I went to sleep that night an Irishwoman with bosoms and I woke up the next morning looking like a very unattractive Asian woman and unable to see clearly in any direction, especially below. It is like those stories of overweight men who sigh of the lost sight of their manhood. With the swelling across my face, especially around my cheekbones and eyes, I could see nothing south of my nose. I spilled a little yogurt while having breakfast and had to go the mirror to find out where the drop had landed – ironically bang in the middle of my bosoms.

When I awoke that morning I could feel the strangeness in my face. My eyes felt as though someone had injected a saline solution all around them in a bizarre cosmetic procedure. They were bloated like arm bands and wobbled in a terrifying fashion.

Fortunately I was on a family break and surrounded by siblings who took care of me, but there was no change to my face for the next three days despite latherings of aloe vera, fistfuls of antihistamines and the regular application of cold compress cloths cooled in the freezer (on one occasion the cloth was frozen hard and I feared then for ice burn on my poor face as the cardboard textured cloth pivoted coldly before starting to defrost and ease across my cheeks).

I genuinely worried would my face stay like that. Had the wind changed? Was this to be the next ignominious chapter in my life – telling what is was like to endure a terrible facial disfigurement? I know, how shallow is the view of one’s face, but it is an intrinsic part of who we are. When we look in the mirror we just expect to see the same familiar face there.  Once, many years ago as a teenager I had a serious bike accident with the main injuries on my face. Then as now it swelled up in a grotesque caricature of normal myself. Indeed, I had a visit from my first boyfriend to the hospital to see me. When I was discharged a week later, I no longer had a boyfriend. God love him!

Flying home was also a peril as I had to leave the safety of my air conditioned holiday bedroom and mingle with strangers. I tried the celebrity approach of wearing sunglasses indoors, nabbing my daughter’s for this purpose. However, they made me feel claustrophobic and unsteady. And then there were the deep indents from the frames in my puffy cheeks when I took them off. ‘No one knows you in the airport,’ said my family kindly, but when the server in Burger King wished me a good day with a big smile, I really found it very hard to return the gesture; not least because it hurt to squeeze my puffy cheeks upwards for a smile. He must have thought me a most rude, grumpy and frankly ugly woman!
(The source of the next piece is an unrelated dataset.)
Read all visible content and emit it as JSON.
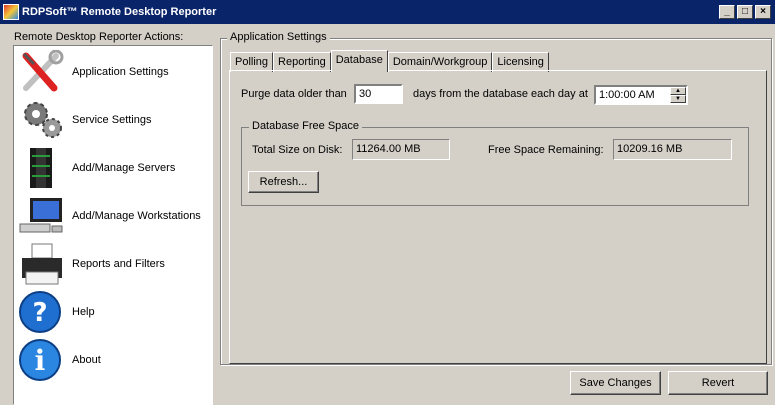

And then I was terrified I might explode on the flight while at high altitude, like cheap breast implants and splat all in my vicinity. Fortunately my worst fears were not realised, although how I went through passport control without a caution or at least a double look I have no idea.

When I retuned home I visited my family doctor. She walked past me in the waiting room while calling my name: she did not recognise me. There was no need to ask for drugs, these were liberally granted to me – more antihistamines, steroids and antibiotics as well as cooling creams and painkillers. I needed them all.

Today, a week after a first went down I am so much better.  My face is again recognisable and normal. My rash is gone, almost. And I have finally been able to get a full night’s sleep.

Three important lessons have come to me as a result of this little hiccup in wellness. The first is to always be sick in the company of your family: there is no one to mind you so well. The second is to love your face, wrinkles and all (apparently when puffy I had no wrinkles so my kid brother kindly told me!) as there is nothing so dear as that which is so familiar – the same goes for favourite teddies, worn slippers and well thumbed books.  And finally, don’t worry about losing your bosoms, they will still be there once the swelling goes down!

Ends